Does your Jewish background and faith impact your choices? If so, how?
By way of background, I grew up in the Squirrel Hill neighborhood of Pittsburgh, one of the largest predominantly Jewish neighborhoods in the United States. I was bar mitzvahed at the Tree of Life synagogue which became infamous in 2018 as the site of the deadliest attack on Jews in US history. The community had a political activist bent as far back as I can remember, starting with the Soviet Jewry movement. There was always talk about “tikkun olam,” Hebrew for “repairing the world,” so the notion of saving/repairing the planet was embedded in me early on.
What have been some of your biggest successes?
I have introduced and gained passage of several landmark pieces of legislation, including: (1) The Clean Energy Jobs Act; (2) legislation enshrining the protections of the Affordable Care Act into Maryland law; (3) several healthcare bills which resulted in the uninsured rate in Maryland being cut in half; and (4) The ABLE Act which created a program modeled after 529 College Savings Plans to allow families who have children with significant disabilities to save on a tax deferred basis for their child’s future.
With any political or policy effort, there are times when you hit brick wall. Can you give us an example of that and how you pivoted to do something that worked better?
In 2018, I introduced legislation to require Maryland to obtain 50% of its energy from renewable sources by 2030. There was no interest or support for the bill, and it failed. In 2019, I reintroduced the bill with a new name, the Clean Energy Jobs Act. The votes required to pass the bill were still not there and I hit the “brick wall.” I had to pivot and decided to reframe the “sales pitch” to each legislator who had been opposed to the bill from an environmental argument to a job creator, economic development argument. With that change, I was able to obtain support from several key legislators, including a decisive vote from a House Republican. The bill passed the House committee by one vote and the bill ultimately was enacted into law with improvements over the 2018 bill.

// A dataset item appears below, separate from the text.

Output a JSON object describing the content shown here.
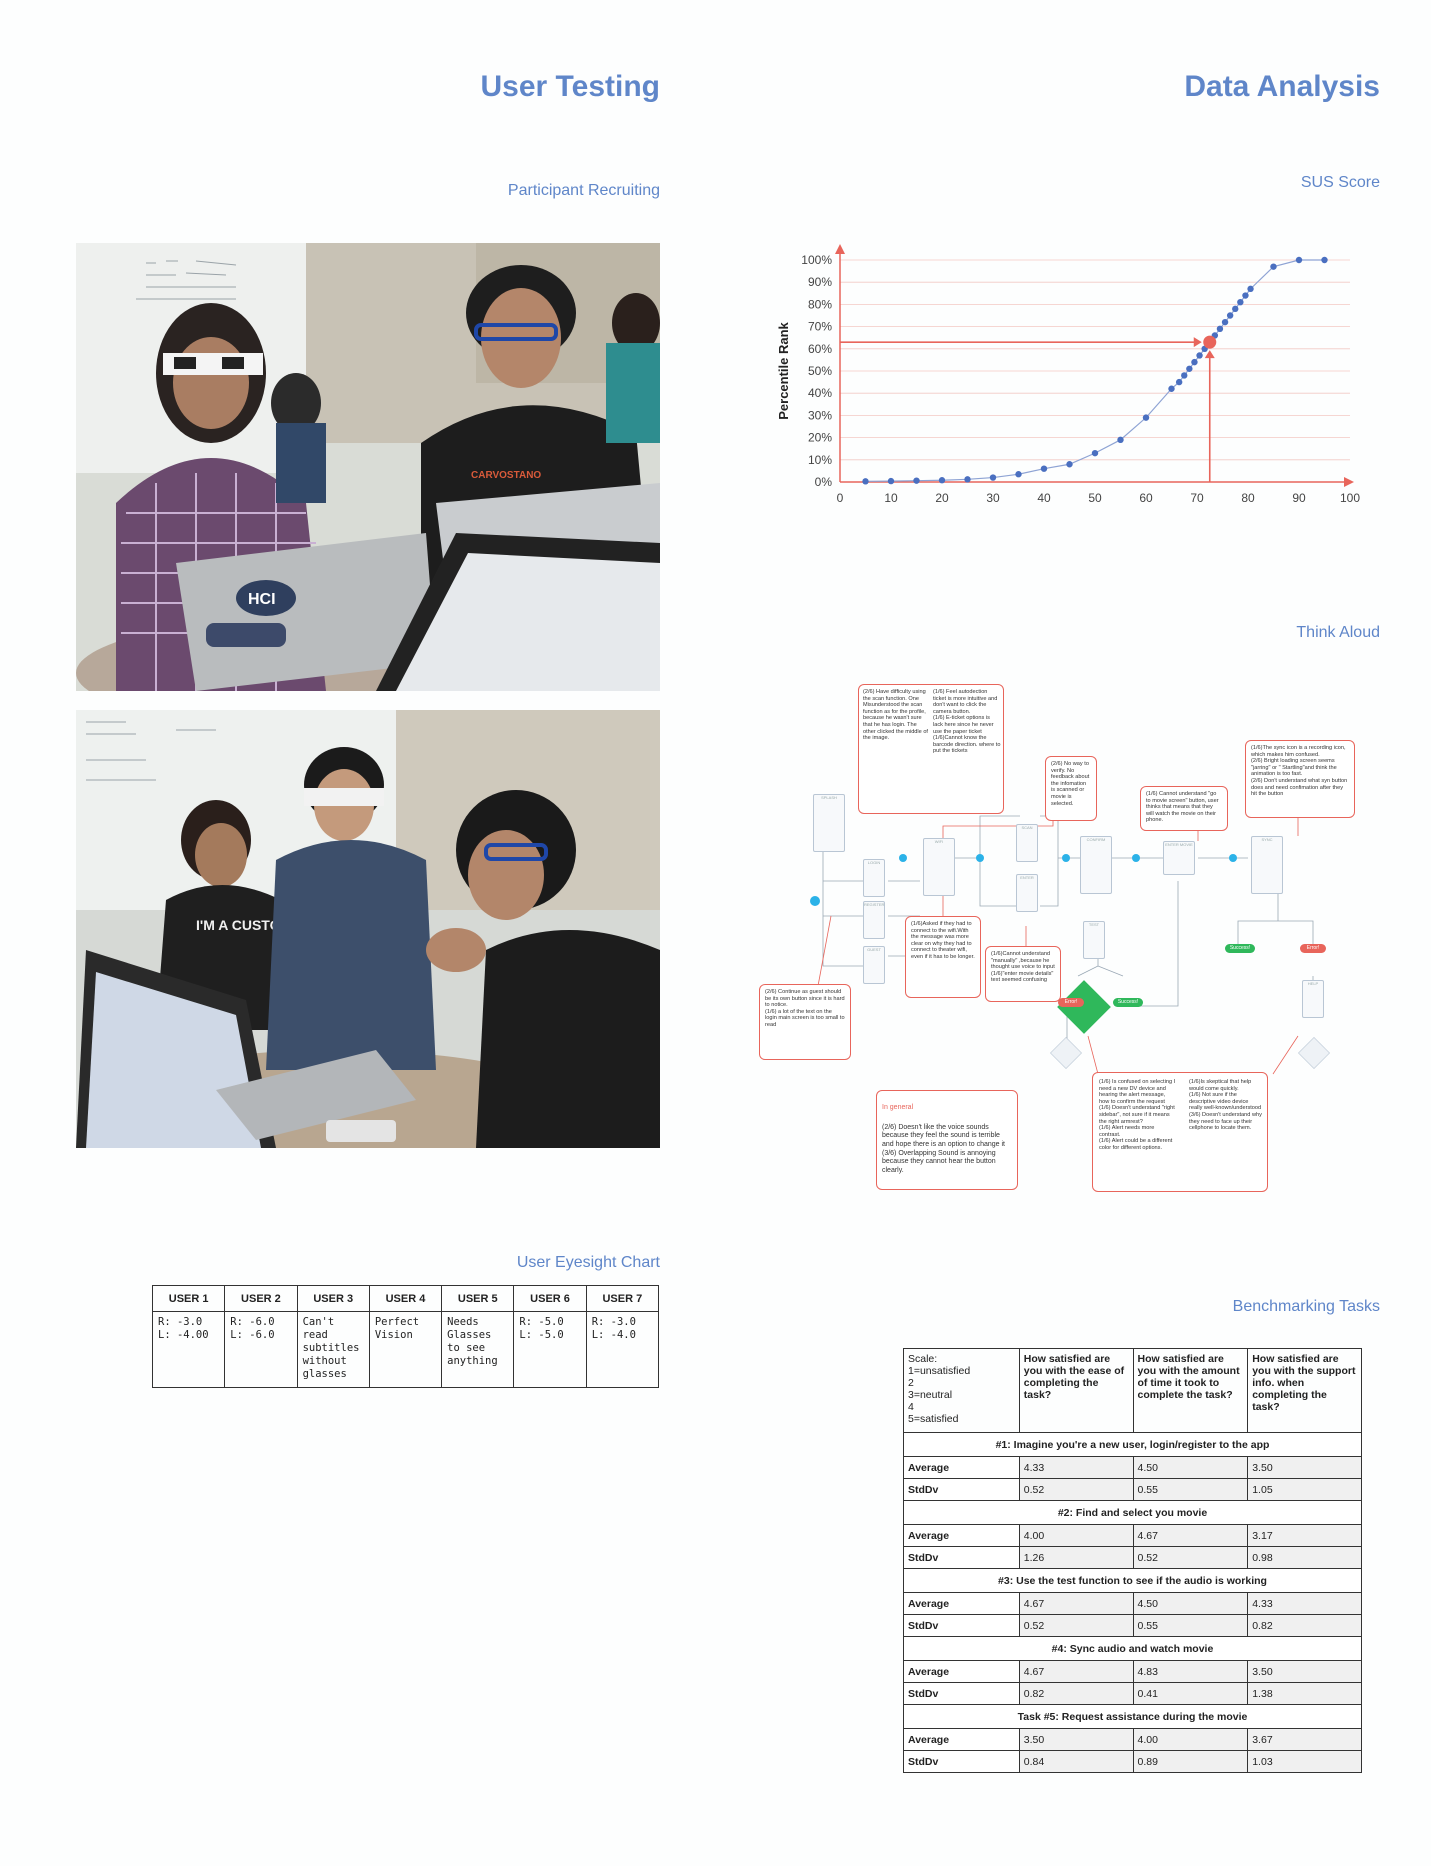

You have already made major changes for good. As you get ready for the next legislative session, what are the big challenges ahead?
Most of the Senators serving on my Committee (Education, Energy, and the Environment Committee) did not have expertise on energy policy issues prior to this past Session. So, as Chair of the Committee, one major challenge for me is to ensure that all members are well-versed in the variety of complex issues presented by the energy transition underway in our State.
Also, Maryland is in the process of adopting the California Advanced Clean Cars Rule which mandates that 100% of vehicles and light trucks sold in Maryland will be electric by 2035. As a Committee, we will need to make sure that considerable progress is made in upgrading our State’s EV infrastructure to support those changes.
Finally, as we transition towards a State with all-electric cars, buildings and homes, the demands on our electricity distribution and transmission grid need to be significantly enhanced to ensure delivery of more electricity in a reliable manner and to avoid multi-year delays of important renewable energy projects.
What is your advice for other people who are just getting their start on climate policy issues?
For over a decade, I taught a graduate course on federalism and state policymaking at Johns Hopkins University. Many of my students worked on Capitol Hill and did not think much happens in our state capitols. In reality, most of the action on climate policy issues today is at the state level, not on Capitol Hill. Get to know your state legislators, visit their offices, send them emails. I think you will find that they are very accessible and that you can weigh in directly with policymakers on climate issues in a very meaningful way.